What constituted a round-tripper in the neighborhood league? It changed with the times, of course.
“We had ivy in the neighbor’s yard, like Wrigley Field,” Page said. “When we were young it started with the ivy for a home run. Then it moved to the top of the roof. Then you had to hit it over the roof.”
As the boys grew and gravitated to more formal, high school sports, they fell slightly out of touch. Page gave most of his attention to the tennis team, while Glenn was the type to change with the seasons.
“I played basketball, baseball, ran cross country, even played three years of golf,” Glenn said. “Golf and baseball were the same time then, and back then you didn’t have freshman and JV team, so I just waited [for baseball] until I knew I would start.”
Through high school and college, Page also jumped with both feet into what would become his first adult career.

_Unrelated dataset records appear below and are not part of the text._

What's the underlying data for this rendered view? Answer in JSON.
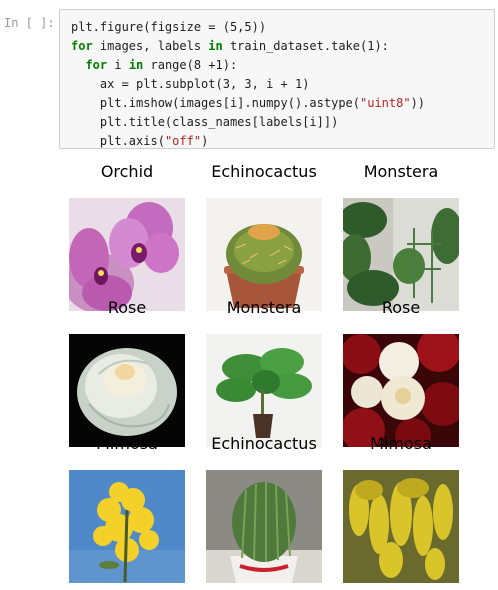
{
  "cell": {
    "prompt": "In [ ]:",
    "code": {
      "line1": "plt.figure(figsize = (5,5))",
      "line2_kw": "for",
      "line2_rest": " images, labels ",
      "line2_in": "in",
      "line2_tail": " train_dataset.take(1):",
      "line3_kw": "for",
      "line3_mid": " i ",
      "line3_in": "in",
      "line3_tail": " range(8 +1):",
      "line4": "ax = plt.subplot(3, 3, i + 1)",
      "line5_a": "plt.imshow(images[i].numpy().astype(",
      "line5_str": "\"uint8\"",
      "line5_b": "))",
      "line6": "plt.title(class_names[labels[i]])",
      "line7_a": "plt.axis(",
      "line7_str": "\"off\"",
      "line7_b": ")"
    }
  },
  "output": {
    "titles": [
      "Orchid",
      "Echinocactus",
      "Monstera",
      "Rose",
      "Monstera",
      "Rose",
      "Mimosa",
      "Echinocactus",
      "Mimosa"
    ],
    "image_subjects": [
      "orchid-photo",
      "cactus-pot-photo",
      "monstera-indoor-photo",
      "white-rose-photo",
      "monstera-pot-photo",
      "rose-bouquet-photo",
      "mimosa-sky-photo",
      "cactus-closeup-photo",
      "mimosa-branches-photo"
    ]
  }
}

He was a sports writer and photographer for the publication then known as the Georgetown Graphic.
Glenn played basketball at Asbury University. During his senior year, he was reunited with another longtime friend, Derek Varney, who transferred to Asbury from West Virginia Tech for his final year of eligibility.
That’s when the two future coaches rubbed elbows once again.
“He wrote a little thing that always meant a lot to me. Derek Varney and I were always great friends, and he came back and played his last year at Asbury,” Glenn said. “Steve was the sports writer on that, and I’ve still got that. It’s just neat to have. That was a special thing for us, and Steve picked up on that. I thank him for it even today.”
Sports and family remained important to the duo. Glenn settled in for a lengthy stint as SCHS junior varsity coach under the great Billy Hicks. One of Glenn’s top players for the second flight of Cardinals in 2010 and 2011 was a sophomore/junior named Tyler Page.
Yes, Steve’s son.
“He was a good starter. By the time he was a junior, he wound up being one of my leading scorers that year,” Glenn said. “He got to the point where he was dunking the ball as a junior. That was tough, for a kid to be dunking in JV games. He’s a lot (taller) than Steve.”
Given the pattern of their lives, it isn’t hard to imagine what happened next.
Page, now a State Farm insurance agent, led the Scott County Middle School program prior to becoming Great Crossing’s first-ever head coach.
One of his mainstays from 2016 to 2018 was a second-generation SC athlete named Micah Glenn.
“Ain’t that cool?” the elder Glenn asked. “I think it’s pretty neat, really. And he’s a good guy.”
Which is a good thing, because the two can’t seem to escape each other.
Between the end of the last school year and the start of summer basketball, Page went out to dinner on consecutive weekends and found Glenn sitting at the table. He found out later that another lifelong friend, SCHS athletic hall of famer and Franklin County boys’ basketball coach Tony Wise, set it up.
“That’s one great thing about it. We’re very cordial,” Page said. “Obviously when we play each other, we want to beat each other. That goes without saying.”
Scott County and Great Crossing saw each other multiple times in abbreviated summer games, with Glenn and the Cardinals earning bragging rights in hard-fought battles.
Their only scheduled scrap this winter will be on Valentine’s Day.
“It will be friendly, but then again, when it goes up, you want to beat them as bad as you want to beat anybody,” Glenn said before hesitating for a moment.
“Well, maybe not more than [Lexington] Catholic.”
As the playing field levels and the rivalry grows more intense, even with the teams playing in different districts, Page covets at least one additional showdown every season.
“I hope we play each other in the Toyota Classic finals every year,” he said. “If we have to play, we hope it’s not in the third, fifth or seventh place game. That would be a great Saturday night of every Toyota Classic for us to play them.”
Given the parallel and perpendicular lives the two leaders have lived to this point, it’s hard to imagine that not happening.
Kal Oakes can be reached via email at email@example.com.